───── Available records

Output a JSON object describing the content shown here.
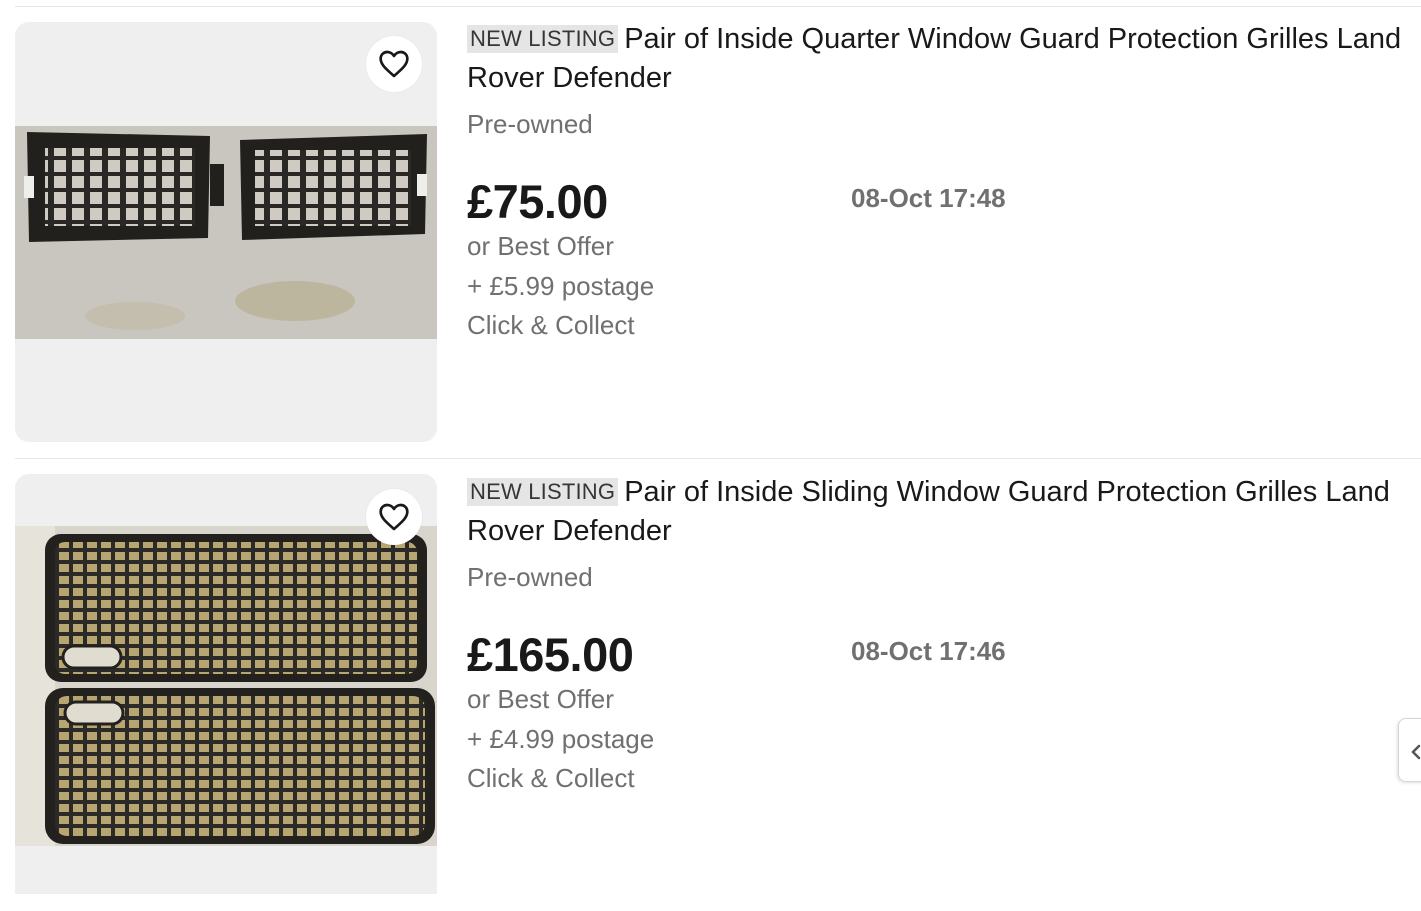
{
  "listings": [
    {
      "badge": "NEW LISTING",
      "title": "Pair of Inside Quarter Window Guard Protection Grilles Land Rover Defender",
      "condition": "Pre-owned",
      "price": "£75.00",
      "offer": "or Best Offer",
      "postage": "+ £5.99 postage",
      "collect": "Click & Collect",
      "time_listed": "08-Oct 17:48",
      "favorite_icon": "heart-outline-icon"
    },
    {
      "badge": "NEW LISTING",
      "title": "Pair of Inside Sliding Window Guard Protection Grilles Land Rover Defender",
      "condition": "Pre-owned",
      "price": "£165.00",
      "offer": "or Best Offer",
      "postage": "+ £4.99 postage",
      "collect": "Click & Collect",
      "time_listed": "08-Oct 17:46",
      "favorite_icon": "heart-outline-icon"
    }
  ],
  "colors": {
    "text_primary": "#191919",
    "text_secondary": "#707070",
    "badge_bg": "#e5e5e5",
    "image_bg": "#efefef"
  }
}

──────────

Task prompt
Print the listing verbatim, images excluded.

Solution for this problem
Output a JSON object describing the content shown here.
{
  "listings": [
    {
      "badge": "NEW LISTING",
      "title": "Pair of Inside Quarter Window Guard Protection Grilles Land Rover Defender",
      "condition": "Pre-owned",
      "price": "£75.00",
      "offer": "or Best Offer",
      "postage": "+ £5.99 postage",
      "collect": "Click & Collect",
      "time_listed": "08-Oct 17:48",
      "favorite_icon": "heart-outline-icon"
    },
    {
      "badge": "NEW LISTING",
      "title": "Pair of Inside Sliding Window Guard Protection Grilles Land Rover Defender",
      "condition": "Pre-owned",
      "price": "£165.00",
      "offer": "or Best Offer",
      "postage": "+ £4.99 postage",
      "collect": "Click & Collect",
      "time_listed": "08-Oct 17:46",
      "favorite_icon": "heart-outline-icon"
    }
  ],
  "colors": {
    "text_primary": "#191919",
    "text_secondary": "#707070",
    "badge_bg": "#e5e5e5",
    "image_bg": "#efefef"
  }
}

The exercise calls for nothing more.